We should all sympathize with high school seniors right now. Besides juggling all of the traditional teenage stuff, they’re being asked, in their words, not mine, to write the most important essay of their life. And, it isn’t just one essay, depending on the colleges a student is applying to, it could easily be double-digit essays.
There’s tons of advice out there. The first tips usually go something like this:
“RELAX” – sure, that is going to go over really well with a 17-year-old! Or, “Instead of seeing the essay as a challenge, look at it as an opportunity to share your innermost thoughts.” Raise your hand if that didn’t work either.
But here are some suggestions that might gain more traction:
- Walk away and do something else creative – cook, draw, paint, sing, play music, etc. The hope is that by engaging in another creative activity your mind will open up and be less judgmental.
- Walk away and do something physical – get centered with yoga, run, or take a Zumba class. Take some deep breaths and approach the assignment with more positive thoughts.
- Find a better writing space. Remove distractions by going to a library or if quiet didn’t work and you enjoy the buzz of conversation, head to a Starbucks and get stimulated.
- Try a different time of day. If you’ve tried writing every night after dinner and you’re coming up empty, head to bed early and wake up extra early and see if the juices are flowing in the am.
- Assign yourself a free-writing exercise. Just write without any critique about anything that is important to you. “Why do you love to ___________? “I’ve changed a lot since freshman year, here’s how.”
- Talk it out. Pick someone who knows you really well; it’s not necessary for this person to be a parent. Have them ask you questions that would help someone else get to know you better. Ask them to get you talking about some life experiences you’ve had and what you’ve learned.
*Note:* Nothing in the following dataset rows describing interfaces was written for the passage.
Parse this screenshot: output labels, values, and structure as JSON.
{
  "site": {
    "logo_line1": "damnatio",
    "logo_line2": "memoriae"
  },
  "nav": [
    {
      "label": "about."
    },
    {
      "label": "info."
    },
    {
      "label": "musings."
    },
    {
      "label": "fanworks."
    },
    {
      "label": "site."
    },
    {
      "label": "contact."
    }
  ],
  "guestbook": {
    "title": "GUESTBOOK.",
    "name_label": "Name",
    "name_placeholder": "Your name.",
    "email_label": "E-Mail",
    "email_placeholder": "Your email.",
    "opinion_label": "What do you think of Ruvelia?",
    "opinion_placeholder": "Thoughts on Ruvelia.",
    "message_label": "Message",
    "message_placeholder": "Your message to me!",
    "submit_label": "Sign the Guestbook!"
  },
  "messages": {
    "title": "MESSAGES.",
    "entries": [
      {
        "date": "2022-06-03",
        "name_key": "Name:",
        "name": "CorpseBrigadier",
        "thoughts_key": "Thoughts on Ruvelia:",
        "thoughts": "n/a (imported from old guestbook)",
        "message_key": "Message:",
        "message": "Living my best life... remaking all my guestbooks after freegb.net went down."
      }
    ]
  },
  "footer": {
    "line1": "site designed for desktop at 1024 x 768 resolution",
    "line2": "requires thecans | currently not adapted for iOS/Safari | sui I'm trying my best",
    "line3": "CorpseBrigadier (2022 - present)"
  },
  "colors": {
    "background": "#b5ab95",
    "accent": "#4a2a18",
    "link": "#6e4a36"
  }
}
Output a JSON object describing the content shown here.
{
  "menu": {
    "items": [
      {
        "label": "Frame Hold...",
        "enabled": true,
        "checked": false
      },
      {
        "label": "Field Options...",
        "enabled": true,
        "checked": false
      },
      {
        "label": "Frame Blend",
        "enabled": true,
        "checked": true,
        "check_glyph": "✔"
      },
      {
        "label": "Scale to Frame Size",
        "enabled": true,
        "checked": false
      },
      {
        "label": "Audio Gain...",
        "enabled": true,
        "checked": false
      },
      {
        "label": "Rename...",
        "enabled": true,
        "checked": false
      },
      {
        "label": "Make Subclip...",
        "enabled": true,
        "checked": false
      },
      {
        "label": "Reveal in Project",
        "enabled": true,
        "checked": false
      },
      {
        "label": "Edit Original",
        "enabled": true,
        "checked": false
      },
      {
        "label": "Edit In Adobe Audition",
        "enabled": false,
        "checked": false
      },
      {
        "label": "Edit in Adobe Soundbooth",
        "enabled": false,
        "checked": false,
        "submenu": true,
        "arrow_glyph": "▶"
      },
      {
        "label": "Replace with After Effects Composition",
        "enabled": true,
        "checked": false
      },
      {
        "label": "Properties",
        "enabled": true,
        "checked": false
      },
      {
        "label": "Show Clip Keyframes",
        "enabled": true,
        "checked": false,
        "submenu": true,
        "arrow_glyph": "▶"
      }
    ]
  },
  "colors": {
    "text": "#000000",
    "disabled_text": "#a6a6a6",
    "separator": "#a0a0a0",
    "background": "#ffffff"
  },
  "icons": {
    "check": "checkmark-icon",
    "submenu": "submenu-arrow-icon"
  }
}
- Think small. Colleges aren’t expecting that you have saved the world from Covid, they’re just trying to get to know you, understand what you care about, and figure out if you’ll be a good fit for their campus. You can talk about something as simple as a car ride you had with your younger sibling. Maybe the two of you talked and you found out that he/she is struggling with something. What was your reaction? How has your relationship changed?
Remember to allow time for the essay topic to marinate, i.e., do your best to not wait until the last minute. Write, rest, and rewrite are wise words. Take some time between the first draft and the first edit. Ask others to read it to make sure it “sounds like you” and shares some insightful thoughts.